=== Section Start ===
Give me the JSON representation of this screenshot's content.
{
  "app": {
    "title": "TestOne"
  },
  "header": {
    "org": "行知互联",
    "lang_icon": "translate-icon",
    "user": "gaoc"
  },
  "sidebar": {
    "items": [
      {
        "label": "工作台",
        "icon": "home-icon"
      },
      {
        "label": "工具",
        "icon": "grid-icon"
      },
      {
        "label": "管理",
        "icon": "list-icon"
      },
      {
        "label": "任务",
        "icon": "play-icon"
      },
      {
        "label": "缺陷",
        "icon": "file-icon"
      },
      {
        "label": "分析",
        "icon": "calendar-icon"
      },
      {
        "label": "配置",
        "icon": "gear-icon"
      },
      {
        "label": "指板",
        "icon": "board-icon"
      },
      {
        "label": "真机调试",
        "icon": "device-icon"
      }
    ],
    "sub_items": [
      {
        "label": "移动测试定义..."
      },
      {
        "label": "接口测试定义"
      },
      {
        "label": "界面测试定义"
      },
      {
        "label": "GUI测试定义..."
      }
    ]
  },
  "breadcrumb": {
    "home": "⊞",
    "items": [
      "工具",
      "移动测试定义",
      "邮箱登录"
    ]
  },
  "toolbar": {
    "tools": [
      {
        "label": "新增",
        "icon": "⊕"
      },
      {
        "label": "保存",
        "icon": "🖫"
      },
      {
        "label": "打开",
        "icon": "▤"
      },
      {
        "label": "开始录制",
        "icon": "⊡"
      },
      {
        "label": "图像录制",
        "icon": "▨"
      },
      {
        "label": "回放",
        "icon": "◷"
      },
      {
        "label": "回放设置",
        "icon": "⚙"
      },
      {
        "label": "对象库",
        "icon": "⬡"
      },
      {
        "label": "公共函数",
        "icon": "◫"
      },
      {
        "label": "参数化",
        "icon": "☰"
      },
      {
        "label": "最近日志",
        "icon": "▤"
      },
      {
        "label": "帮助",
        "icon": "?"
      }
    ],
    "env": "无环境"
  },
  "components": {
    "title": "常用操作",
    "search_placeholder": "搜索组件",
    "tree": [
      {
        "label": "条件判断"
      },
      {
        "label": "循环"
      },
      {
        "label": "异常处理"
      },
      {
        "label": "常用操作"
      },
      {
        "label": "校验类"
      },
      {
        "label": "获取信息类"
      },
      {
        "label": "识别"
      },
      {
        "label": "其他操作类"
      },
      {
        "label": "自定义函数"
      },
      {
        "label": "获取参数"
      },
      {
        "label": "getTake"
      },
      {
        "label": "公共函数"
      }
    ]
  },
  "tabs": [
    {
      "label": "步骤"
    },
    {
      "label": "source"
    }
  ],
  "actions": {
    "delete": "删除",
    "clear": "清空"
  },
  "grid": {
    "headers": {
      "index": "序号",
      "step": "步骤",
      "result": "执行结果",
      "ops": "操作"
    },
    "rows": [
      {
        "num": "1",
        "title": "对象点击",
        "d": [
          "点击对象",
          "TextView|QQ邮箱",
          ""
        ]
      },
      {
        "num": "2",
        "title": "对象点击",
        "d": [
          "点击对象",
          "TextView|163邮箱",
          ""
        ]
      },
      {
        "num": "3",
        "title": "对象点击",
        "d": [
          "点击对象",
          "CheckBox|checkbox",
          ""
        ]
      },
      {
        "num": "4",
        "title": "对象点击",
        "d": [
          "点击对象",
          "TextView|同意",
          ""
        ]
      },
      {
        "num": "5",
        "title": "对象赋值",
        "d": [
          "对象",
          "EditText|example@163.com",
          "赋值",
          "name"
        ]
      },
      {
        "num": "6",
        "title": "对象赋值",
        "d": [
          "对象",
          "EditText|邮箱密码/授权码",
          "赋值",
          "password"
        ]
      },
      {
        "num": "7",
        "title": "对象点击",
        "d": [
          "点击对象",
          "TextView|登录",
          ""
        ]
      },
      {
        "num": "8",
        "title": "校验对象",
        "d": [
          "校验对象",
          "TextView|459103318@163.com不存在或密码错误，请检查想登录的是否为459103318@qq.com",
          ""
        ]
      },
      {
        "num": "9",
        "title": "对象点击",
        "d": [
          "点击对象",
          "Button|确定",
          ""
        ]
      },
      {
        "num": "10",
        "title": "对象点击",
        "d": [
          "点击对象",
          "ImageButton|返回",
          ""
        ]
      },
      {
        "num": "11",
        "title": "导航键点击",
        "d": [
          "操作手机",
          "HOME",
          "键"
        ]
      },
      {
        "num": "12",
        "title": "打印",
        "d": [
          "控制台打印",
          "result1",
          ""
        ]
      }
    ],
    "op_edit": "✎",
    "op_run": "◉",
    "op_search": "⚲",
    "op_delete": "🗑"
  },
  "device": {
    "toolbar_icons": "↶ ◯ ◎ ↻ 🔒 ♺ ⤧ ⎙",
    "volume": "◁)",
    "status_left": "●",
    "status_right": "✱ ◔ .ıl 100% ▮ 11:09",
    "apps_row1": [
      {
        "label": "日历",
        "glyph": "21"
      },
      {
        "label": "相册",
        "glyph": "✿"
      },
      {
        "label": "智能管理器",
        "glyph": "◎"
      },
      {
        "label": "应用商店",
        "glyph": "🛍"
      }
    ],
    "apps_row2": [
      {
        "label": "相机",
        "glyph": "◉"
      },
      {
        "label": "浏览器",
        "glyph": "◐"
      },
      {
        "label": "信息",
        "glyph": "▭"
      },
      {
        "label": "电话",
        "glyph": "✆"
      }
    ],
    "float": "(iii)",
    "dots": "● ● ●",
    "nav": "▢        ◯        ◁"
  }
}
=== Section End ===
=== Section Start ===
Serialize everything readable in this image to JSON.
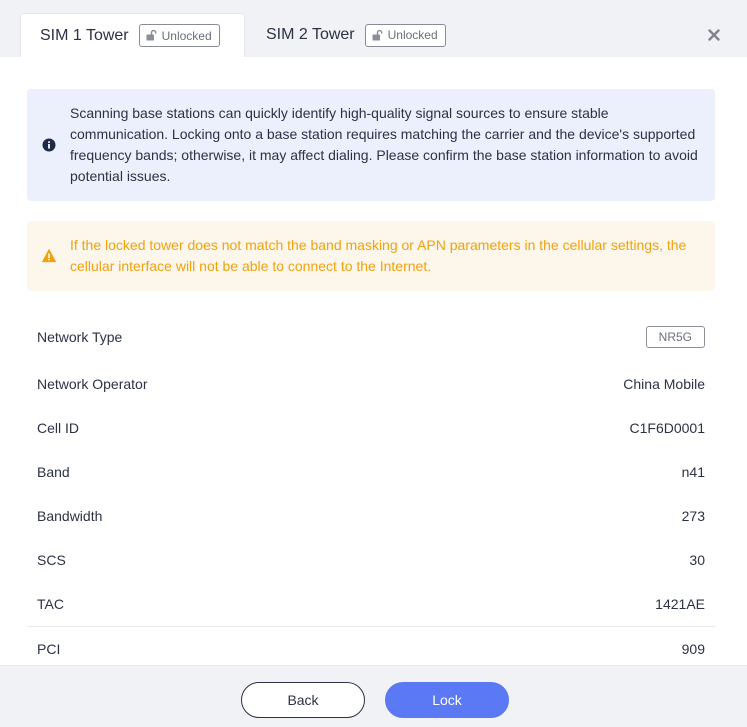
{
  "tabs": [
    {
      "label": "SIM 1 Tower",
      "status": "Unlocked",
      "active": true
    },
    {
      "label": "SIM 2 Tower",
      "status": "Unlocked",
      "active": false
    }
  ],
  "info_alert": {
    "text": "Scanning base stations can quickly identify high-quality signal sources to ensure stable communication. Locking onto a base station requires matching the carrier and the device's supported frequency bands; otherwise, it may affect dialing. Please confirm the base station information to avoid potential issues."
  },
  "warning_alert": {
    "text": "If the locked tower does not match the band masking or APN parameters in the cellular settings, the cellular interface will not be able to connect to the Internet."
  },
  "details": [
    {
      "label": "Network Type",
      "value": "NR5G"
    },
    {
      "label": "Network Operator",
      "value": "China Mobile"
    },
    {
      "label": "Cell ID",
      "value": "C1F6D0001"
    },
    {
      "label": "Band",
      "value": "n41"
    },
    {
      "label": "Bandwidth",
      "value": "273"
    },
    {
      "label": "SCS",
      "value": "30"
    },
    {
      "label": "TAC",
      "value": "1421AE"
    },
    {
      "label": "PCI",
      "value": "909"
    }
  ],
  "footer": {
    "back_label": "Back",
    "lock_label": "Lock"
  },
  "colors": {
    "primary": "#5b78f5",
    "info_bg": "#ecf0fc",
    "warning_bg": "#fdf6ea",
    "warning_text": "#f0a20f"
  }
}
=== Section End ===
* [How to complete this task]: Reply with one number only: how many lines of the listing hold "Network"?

* [Answer section]: 2